Scooby-Doo 2: Monsters Unleashed

Surely everyone enjoys seeing a cartoon dog light his own farts on fire as a means of staving off an enemy. And who doesn’t think it’s funny when a knight in armor is kicked in the crotch and he says, “Ooh! Right in the round tables!”?

Because these ideas are clever and entertaining, you should by all means take your children to see “Scooby-Doo 2: Monsters Unleashed.” Be prepared to stop at Burger King afterward, though; you will find two direct references to the chain within the first 17 minutes of the movie, and BK is where all the “Scooby-Doo” toys are.

This sequel to the 2002 hit, again directed by Raja Gosnell (“Big Momma’s House,” “Never Been Kissed”) and again combining live action with an animated Scooby, finds Mystery Inc. at the height of fame. A museum exhibit featuring costumes used by criminals the gang has caught over the years is about to open, and media attention is high.

Unfortunately, some maniac is turning the costumes into real monsters, daring Mystery Inc. to stop him. But who is it? Recently released criminal Old Man Wickles (Peter Boyle) is a suspect, and it’s possible escaped convict Jacobo (Tim Blake Nelson) or museum curator Patrick (Seth Green) are the culprits, too.

It’s a lot of loud, silly stuff, mostly inoffensive (MOSTLY), and more tolerable than its predecessor, though it’s still a long way from being what I’d call “good.” I’d like to believe this muted, backhanded non-endorsement of the film will prevent people from seeing it, but I’m more realistic than that.

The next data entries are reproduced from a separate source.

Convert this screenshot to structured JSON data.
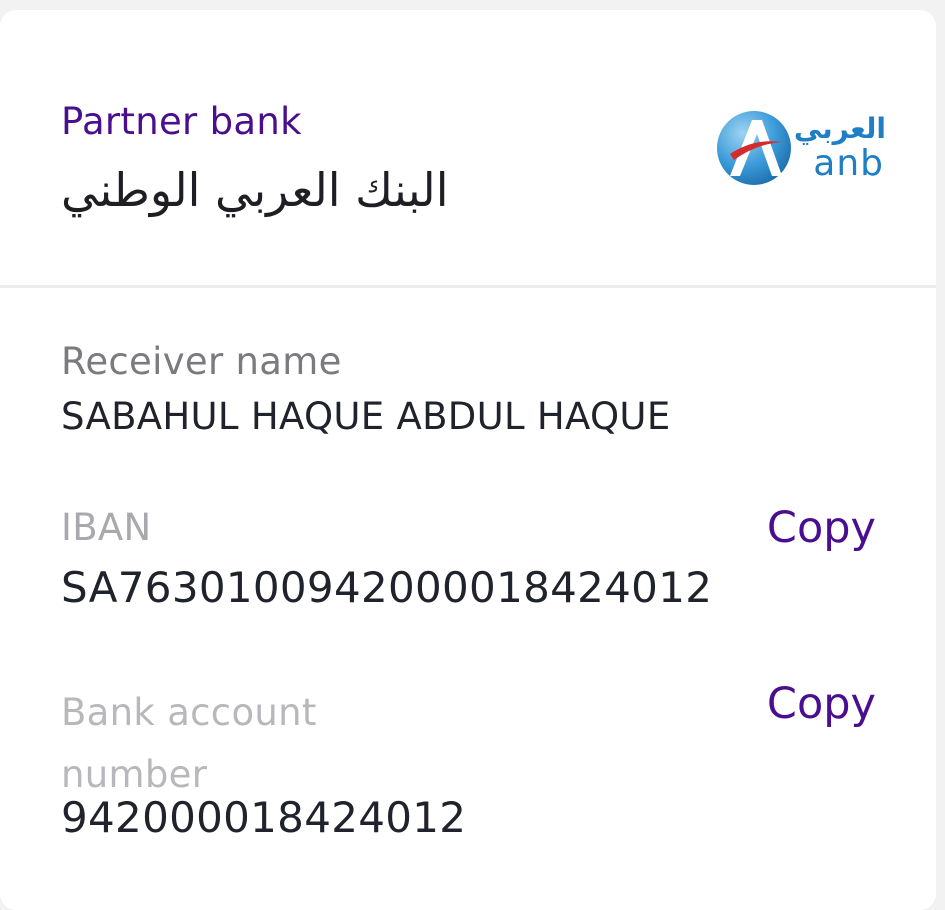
{
  "bank": {
    "label": "Partner bank",
    "name": "البنك العربي الوطني",
    "logo": {
      "arabic": "العربي",
      "latin": "anb",
      "colors": {
        "primary": "#1f7fc6",
        "accent": "#d62b2b"
      }
    }
  },
  "receiver": {
    "label": "Receiver name",
    "value": "SABAHUL HAQUE ABDUL HAQUE"
  },
  "iban": {
    "label": "IBAN",
    "value": "SA7630100942000018424012",
    "copy_label": "Copy"
  },
  "account": {
    "label": "Bank account number",
    "value": "942000018424012",
    "copy_label": "Copy"
  },
  "theme": {
    "accent": "#4a0f8f",
    "text": "#20232b"
  }
}
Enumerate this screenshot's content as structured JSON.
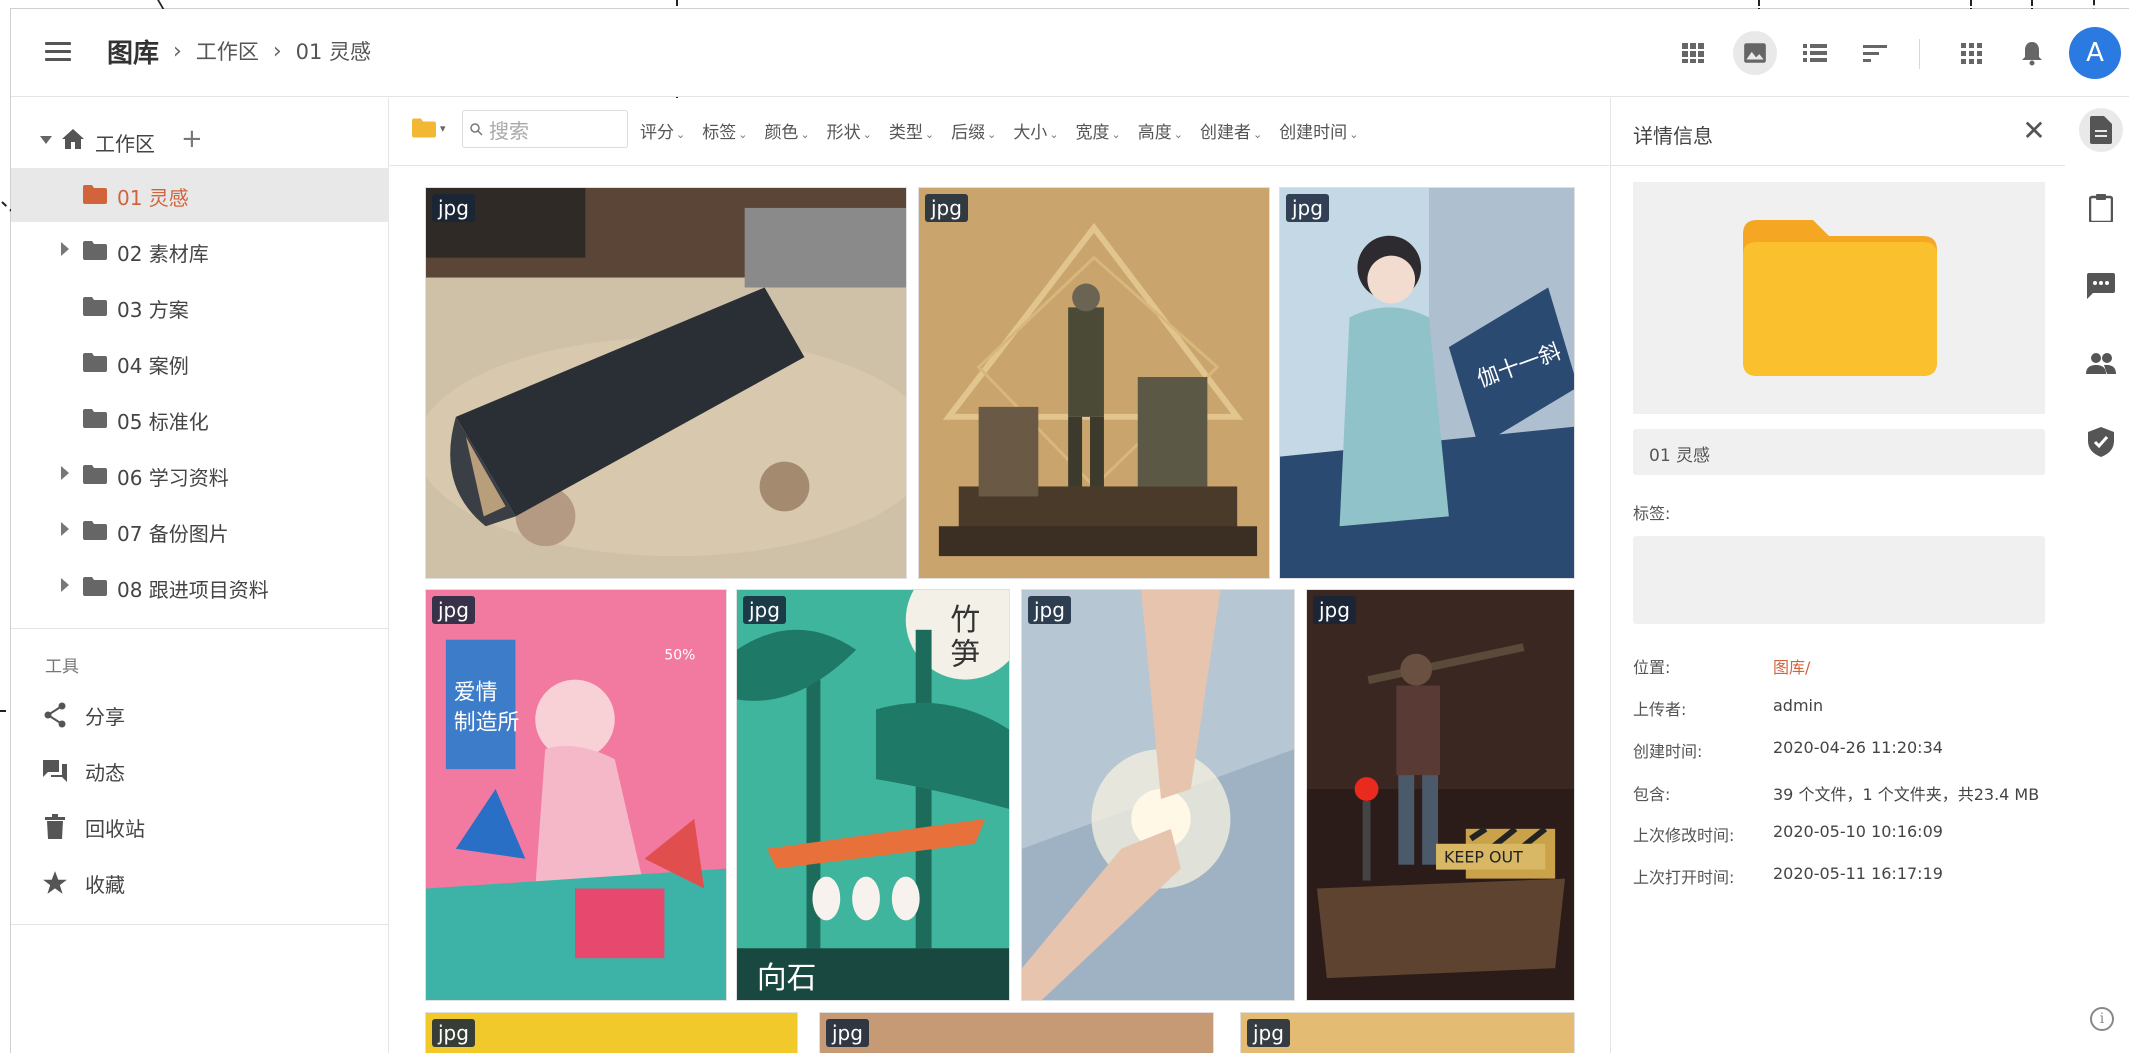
{
  "app": {
    "breadcrumb": {
      "root": "图库",
      "items": [
        "工作区",
        "01 灵感"
      ]
    }
  },
  "toolbar": {
    "icons": [
      "grid-view-icon",
      "image-view-icon",
      "list-view-icon",
      "sort-icon",
      "apps-icon",
      "bell-icon"
    ],
    "avatar_letter": "A"
  },
  "sidebar": {
    "workspace": {
      "label": "工作区",
      "add": "+"
    },
    "folders": [
      {
        "label": "01 灵感",
        "selected": true,
        "expandable": false
      },
      {
        "label": "02 素材库",
        "selected": false,
        "expandable": true
      },
      {
        "label": "03 方案",
        "selected": false,
        "expandable": false
      },
      {
        "label": "04 案例",
        "selected": false,
        "expandable": false
      },
      {
        "label": "05 标准化",
        "selected": false,
        "expandable": false
      },
      {
        "label": "06 学习资料",
        "selected": false,
        "expandable": true
      },
      {
        "label": "07 备份图片",
        "selected": false,
        "expandable": true
      },
      {
        "label": "08 跟进项目资料",
        "selected": false,
        "expandable": true
      }
    ],
    "tools_title": "工具",
    "tools": [
      {
        "label": "分享",
        "icon": "share-icon"
      },
      {
        "label": "动态",
        "icon": "activity-icon"
      },
      {
        "label": "回收站",
        "icon": "trash-icon"
      },
      {
        "label": "收藏",
        "icon": "star-icon"
      }
    ]
  },
  "filterbar": {
    "search_placeholder": "搜索",
    "filters": [
      "评分",
      "标签",
      "颜色",
      "形状",
      "类型",
      "后缀",
      "大小",
      "宽度",
      "高度",
      "创建者",
      "创建时间"
    ]
  },
  "gallery": {
    "badge": "jpg",
    "images": [
      {
        "subject": "speaker-on-granite"
      },
      {
        "subject": "soldier-diorama"
      },
      {
        "subject": "girl-illustration",
        "text": "伽十一斜"
      },
      {
        "subject": "pink-poster",
        "text": "爱情制造所"
      },
      {
        "subject": "bamboo-poster",
        "text": "竹笋"
      },
      {
        "subject": "hands-light"
      },
      {
        "subject": "warrior-figure",
        "text": "KEEP OUT"
      },
      {
        "subject": "yellow"
      },
      {
        "subject": "tan"
      },
      {
        "subject": "gold"
      }
    ]
  },
  "details": {
    "title": "详情信息",
    "close": "✕",
    "name": "01 灵感",
    "tags_label": "标签:",
    "rows": [
      {
        "key": "位置:",
        "value": "图库/",
        "link": true
      },
      {
        "key": "上传者:",
        "value": "admin"
      },
      {
        "key": "创建时间:",
        "value": "2020-04-26 11:20:34"
      },
      {
        "key": "包含:",
        "value": "39 个文件，1 个文件夹，共23.4 MB"
      },
      {
        "key": "上次修改时间:",
        "value": "2020-05-10 10:16:09"
      },
      {
        "key": "上次打开时间:",
        "value": "2020-05-11 16:17:19"
      }
    ],
    "folder_color": "#fbc02d"
  },
  "rail": {
    "icons": [
      "document-icon",
      "clipboard-icon",
      "comment-icon",
      "people-icon",
      "shield-check-icon"
    ],
    "info": "i"
  },
  "colors": {
    "accent": "#d2643b",
    "avatar": "#2a7ae2",
    "folder": "#fbc02d",
    "badge": "#16263a"
  }
}
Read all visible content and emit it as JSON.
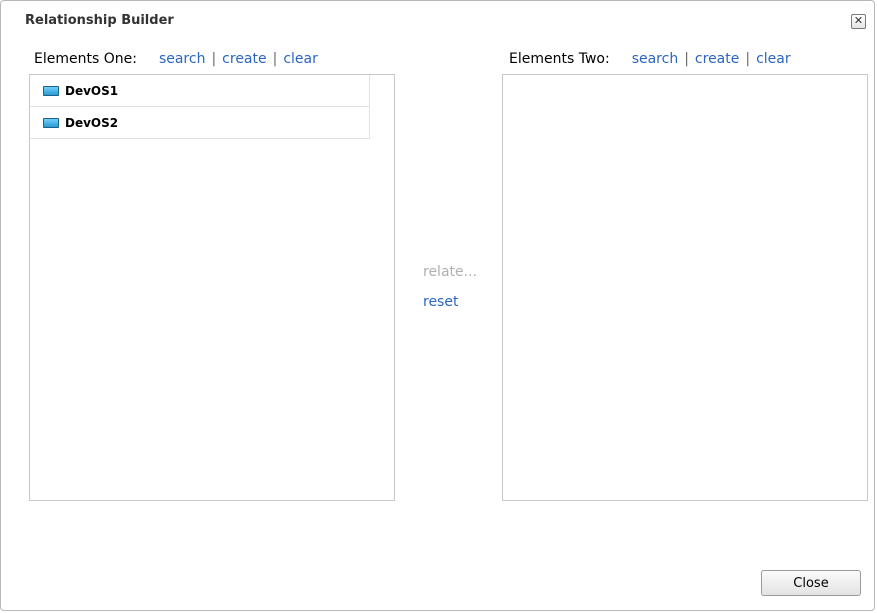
{
  "dialog": {
    "title": "Relationship Builder",
    "close_glyph": "✕"
  },
  "elements_one": {
    "label": "Elements One:",
    "search": "search",
    "create": "create",
    "clear": "clear",
    "items": [
      {
        "label": "DevOS1",
        "icon": "device-icon"
      },
      {
        "label": "DevOS2",
        "icon": "device-icon"
      }
    ]
  },
  "elements_two": {
    "label": "Elements Two:",
    "search": "search",
    "create": "create",
    "clear": "clear",
    "items": []
  },
  "actions": {
    "relate": "relate...",
    "reset": "reset"
  },
  "footer": {
    "close_label": "Close"
  },
  "colors": {
    "link": "#2a66c2",
    "disabled": "#b0b0b0"
  }
}
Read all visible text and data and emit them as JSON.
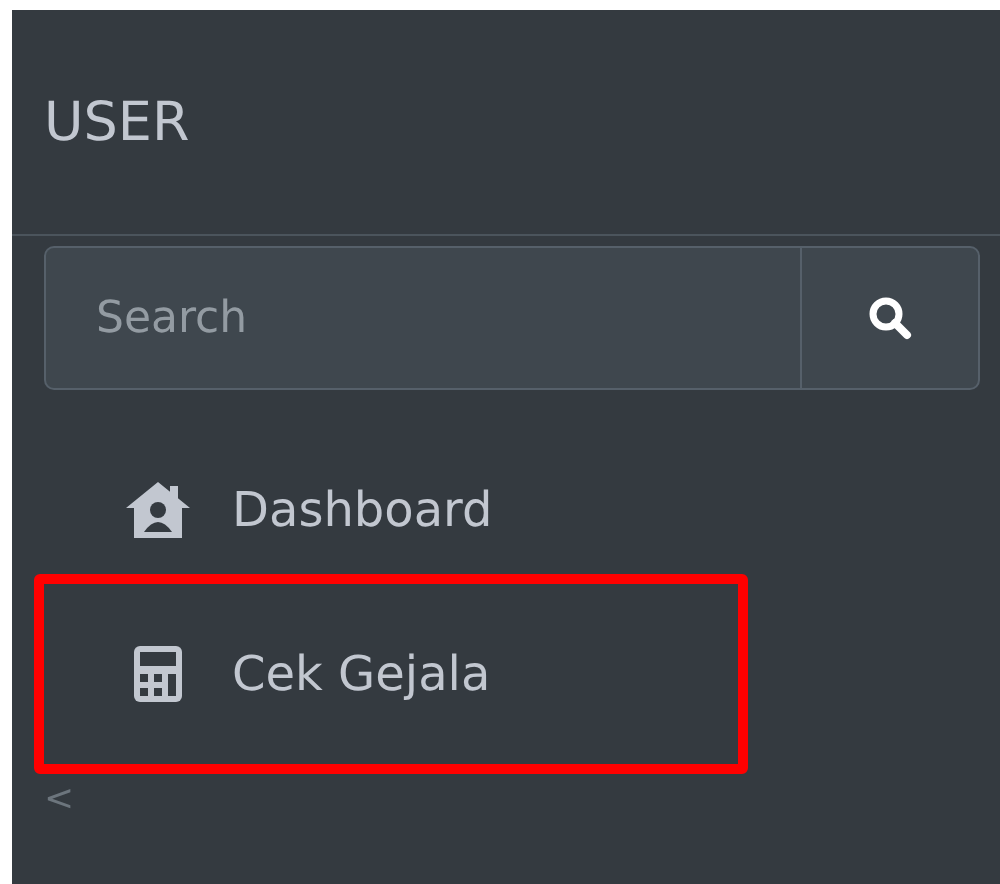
{
  "sidebar": {
    "user": "USER",
    "search": {
      "placeholder": "Search"
    },
    "items": [
      {
        "label": "Dashboard",
        "kind": "home",
        "highlighted": false
      },
      {
        "label": "Cek Gejala",
        "kind": "calculator",
        "highlighted": true
      }
    ],
    "collapse": "<"
  }
}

Freddie Prinze Jr. again proves that the bland, forgettable Fred is the part he was born to play. (He may take that as a compliment if he likes.) Sarah Michelle Gellar fares better as Daphne than she did last time, in that she’s no longer made to be an airhead. (It’s good to see Buffy fighting evil again, too.) And Linda Cardellini is forever a welcome sight as Velma, whose budding romance with Patrick is cute indeed.

Once again, I’m compelled to give props to Matthew Lillard, who plays Shaggy. A grating, hyper-comic actor in the worst tradition, Lillard has found his niche in the “Scooby-Doo” films. Here his rubbery faces and loose-limbed goofiness actually work, because where better to act like a cartoon character than when your nearest co-star is, in fact, a cartoon? He has Shaggy’s voice and delivery down pat, and he’s got the technical skill required to make his scenes with the added-in-later Scooby look believable (which is harder than it sounds). I still hope he never, ever appears in any other film, but in this franchise, he’s OK.

It should not surprise you to learn that Ruben Studdard appears in the end to sing a song over the closing credits, and to dance with the Scooby characters. I believe that here, like Prinze and Lillard, Studdard has found where he truly belongs.

C (1 hr., 31 min.; PG, cartoon-y violence and some crude humor.)